*** Begin section ***
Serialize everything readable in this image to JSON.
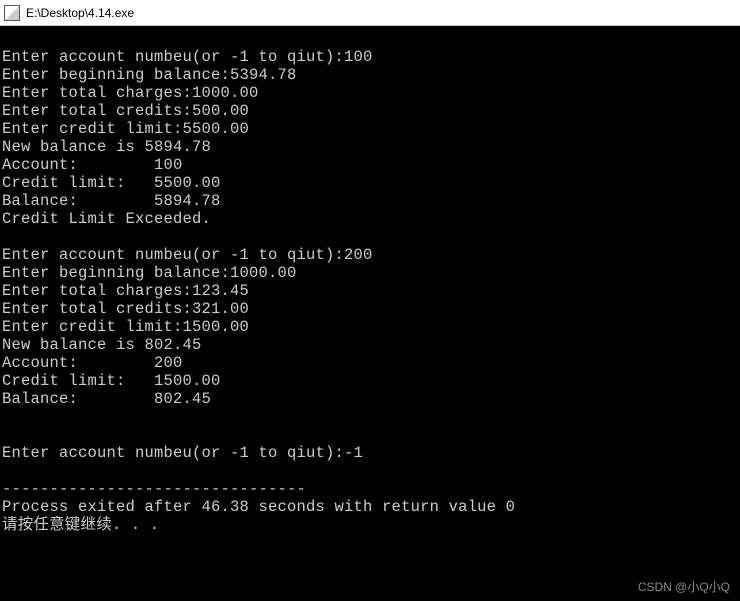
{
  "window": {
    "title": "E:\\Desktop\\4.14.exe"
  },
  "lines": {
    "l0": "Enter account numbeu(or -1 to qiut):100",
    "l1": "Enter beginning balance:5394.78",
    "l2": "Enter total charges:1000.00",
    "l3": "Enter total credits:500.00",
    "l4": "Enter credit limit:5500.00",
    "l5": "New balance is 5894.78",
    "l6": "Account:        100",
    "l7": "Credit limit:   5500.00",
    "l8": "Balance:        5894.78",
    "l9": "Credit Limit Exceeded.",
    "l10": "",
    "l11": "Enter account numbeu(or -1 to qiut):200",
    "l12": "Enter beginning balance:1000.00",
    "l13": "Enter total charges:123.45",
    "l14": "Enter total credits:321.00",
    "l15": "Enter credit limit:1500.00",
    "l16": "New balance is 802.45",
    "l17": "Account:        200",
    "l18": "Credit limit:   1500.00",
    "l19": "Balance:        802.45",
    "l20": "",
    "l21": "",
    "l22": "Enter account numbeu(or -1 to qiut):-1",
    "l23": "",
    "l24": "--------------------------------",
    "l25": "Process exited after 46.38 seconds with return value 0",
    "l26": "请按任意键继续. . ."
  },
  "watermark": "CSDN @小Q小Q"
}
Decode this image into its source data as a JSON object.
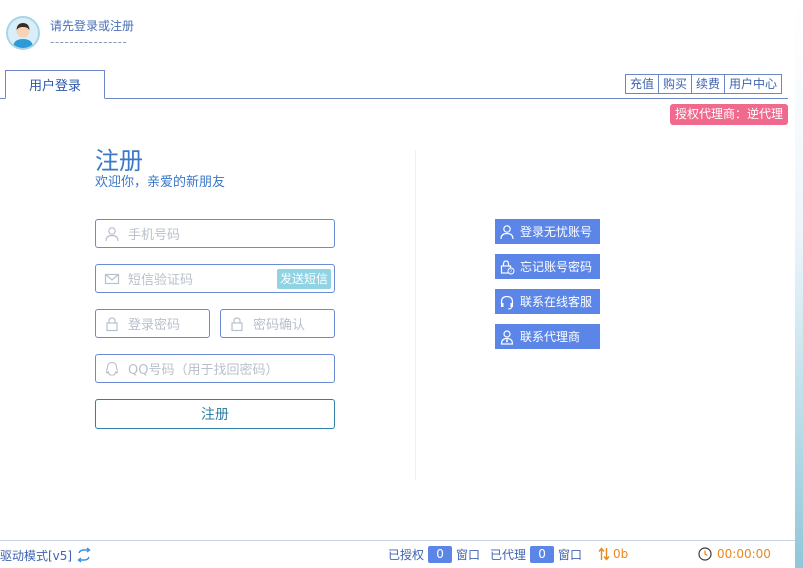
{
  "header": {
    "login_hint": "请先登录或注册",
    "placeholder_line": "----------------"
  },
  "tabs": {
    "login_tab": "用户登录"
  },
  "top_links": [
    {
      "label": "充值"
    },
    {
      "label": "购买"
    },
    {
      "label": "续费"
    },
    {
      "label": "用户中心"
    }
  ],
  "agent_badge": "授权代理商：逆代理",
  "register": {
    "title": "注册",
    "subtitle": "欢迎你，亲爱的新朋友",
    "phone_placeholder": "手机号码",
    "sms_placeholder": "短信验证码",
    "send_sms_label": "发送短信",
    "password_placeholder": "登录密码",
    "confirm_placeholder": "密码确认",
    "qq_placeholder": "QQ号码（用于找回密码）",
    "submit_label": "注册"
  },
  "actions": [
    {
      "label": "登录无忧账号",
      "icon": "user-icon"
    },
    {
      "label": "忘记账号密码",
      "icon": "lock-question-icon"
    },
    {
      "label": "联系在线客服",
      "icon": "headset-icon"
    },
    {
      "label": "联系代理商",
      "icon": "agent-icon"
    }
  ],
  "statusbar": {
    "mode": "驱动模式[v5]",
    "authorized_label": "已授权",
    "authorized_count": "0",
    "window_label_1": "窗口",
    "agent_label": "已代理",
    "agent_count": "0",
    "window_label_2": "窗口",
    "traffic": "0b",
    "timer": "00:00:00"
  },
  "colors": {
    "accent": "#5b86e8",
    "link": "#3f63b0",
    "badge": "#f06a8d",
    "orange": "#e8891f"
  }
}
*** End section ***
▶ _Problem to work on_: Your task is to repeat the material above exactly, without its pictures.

▶ _Output of the exercise_:
Serialize everything readable in this image to JSON.
{
  "window": {
    "title": "E:\\Desktop\\4.14.exe"
  },
  "lines": {
    "l0": "Enter account numbeu(or -1 to qiut):100",
    "l1": "Enter beginning balance:5394.78",
    "l2": "Enter total charges:1000.00",
    "l3": "Enter total credits:500.00",
    "l4": "Enter credit limit:5500.00",
    "l5": "New balance is 5894.78",
    "l6": "Account:        100",
    "l7": "Credit limit:   5500.00",
    "l8": "Balance:        5894.78",
    "l9": "Credit Limit Exceeded.",
    "l10": "",
    "l11": "Enter account numbeu(or -1 to qiut):200",
    "l12": "Enter beginning balance:1000.00",
    "l13": "Enter total charges:123.45",
    "l14": "Enter total credits:321.00",
    "l15": "Enter credit limit:1500.00",
    "l16": "New balance is 802.45",
    "l17": "Account:        200",
    "l18": "Credit limit:   1500.00",
    "l19": "Balance:        802.45",
    "l20": "",
    "l21": "",
    "l22": "Enter account numbeu(or -1 to qiut):-1",
    "l23": "",
    "l24": "--------------------------------",
    "l25": "Process exited after 46.38 seconds with return value 0",
    "l26": "请按任意键继续. . ."
  },
  "watermark": "CSDN @小Q小Q"
}
Decode this image into its source data as a JSON object.
{
  "header": {
    "login_hint": "请先登录或注册",
    "placeholder_line": "----------------"
  },
  "tabs": {
    "login_tab": "用户登录"
  },
  "top_links": [
    {
      "label": "充值"
    },
    {
      "label": "购买"
    },
    {
      "label": "续费"
    },
    {
      "label": "用户中心"
    }
  ],
  "agent_badge": "授权代理商：逆代理",
  "register": {
    "title": "注册",
    "subtitle": "欢迎你，亲爱的新朋友",
    "phone_placeholder": "手机号码",
    "sms_placeholder": "短信验证码",
    "send_sms_label": "发送短信",
    "password_placeholder": "登录密码",
    "confirm_placeholder": "密码确认",
    "qq_placeholder": "QQ号码（用于找回密码）",
    "submit_label": "注册"
  },
  "actions": [
    {
      "label": "登录无忧账号",
      "icon": "user-icon"
    },
    {
      "label": "忘记账号密码",
      "icon": "lock-question-icon"
    },
    {
      "label": "联系在线客服",
      "icon": "headset-icon"
    },
    {
      "label": "联系代理商",
      "icon": "agent-icon"
    }
  ],
  "statusbar": {
    "mode": "驱动模式[v5]",
    "authorized_label": "已授权",
    "authorized_count": "0",
    "window_label_1": "窗口",
    "agent_label": "已代理",
    "agent_count": "0",
    "window_label_2": "窗口",
    "traffic": "0b",
    "timer": "00:00:00"
  },
  "colors": {
    "accent": "#5b86e8",
    "link": "#3f63b0",
    "badge": "#f06a8d",
    "orange": "#e8891f"
  }
}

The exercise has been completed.